- Emma Simmonds
- 22 June 2017
EIFF 2017: Sally Hawkins astonishes in a charming biopic of the eponymous folk painter
A portrait of a painter who's as meek as they come and whose recognition as an artist fails to lift her from poverty, Maudie is rich with modest charms. It tells the story of Canadian folk artist Maud Lewis (played by Sally Hawkins), famed for her simple but cheerful landscapes and pictures of flora and fauna, which spilled over onto the walls and windows of her tiny home – now preserved in its entirety in the Art Gallery of Nova Scotia.
Belittled by her family, including her greedy and feckless brother Charles (Zachary Bennett) and embittered aunt (Gabrielle Rose), this painfully arthritic thirtysomething spies an opportunity for escape when local handyman and fish salesman Everett Lewis (Ethan Hawke) posts an advertisement for a housekeeper.

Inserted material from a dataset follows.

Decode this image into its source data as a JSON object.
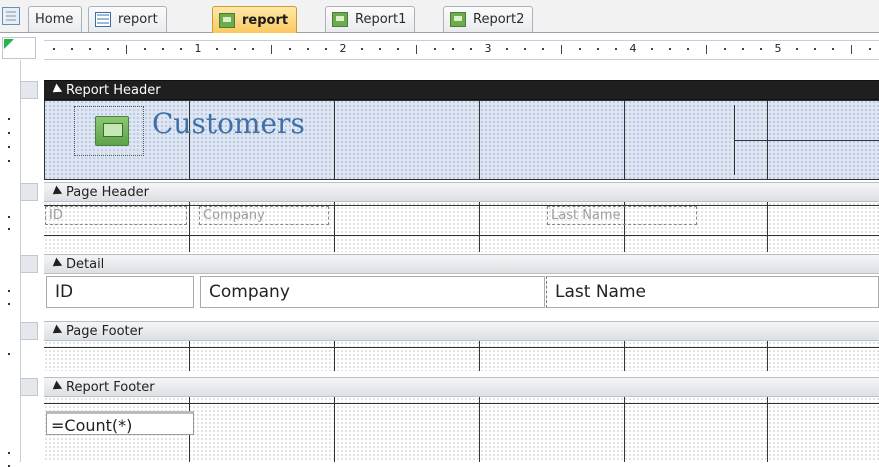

He's less than impressed with the prospect of taking Maud on, while his house is merely a single room with a sleeping loft, yet the two eventually come to an arrangement. Although Everett is prone to casual cruelty himself, what begins disconcertingly evolves into something resembling a romance.
Irish director Aisling Walsh (best known for her work in TV, including an adaptation of Sarah Waters' Fingersmith that also starred Hawkins) helms a film of unshowy intimacy, in which every element – including Hawke's own performance – takes a backseat to its leading lady's stunning work. Walsh makes pretty use of the idiosyncratic location (set in Nova Scotia, it was actually shot in Newfoundland) but Sherry White's screenplay conveys the complexity of a difficult, dysfunctional and often abusive home-life with enough frankness for this to feel quietly courageous.
There is some conventional heartstring-tugging and Maudie might not pack the artistic punch of similarly themed biopics like Mr Turner or Séraphine, however, it suits its subject entirely. It focuses closely on the artist herself and her awkward albeit exacting technique – her style dictated by her disability, her need to create intrinsic to her being. Maud's character is vividly relayed by the astonishing Hawkins, who delivers a performance of dogged detail; she's a woman who seems to absorb every insult and disappointment in the stoop of her stance, the pain etched across her face. And yet she weathers it all and emerges something like triumphant, through the endless optimism of her art.
Screening on Fri 23 and Sun 25 Jun as part of the Edinburgh International Film Festival 2017. General release from Fri 4 Aug.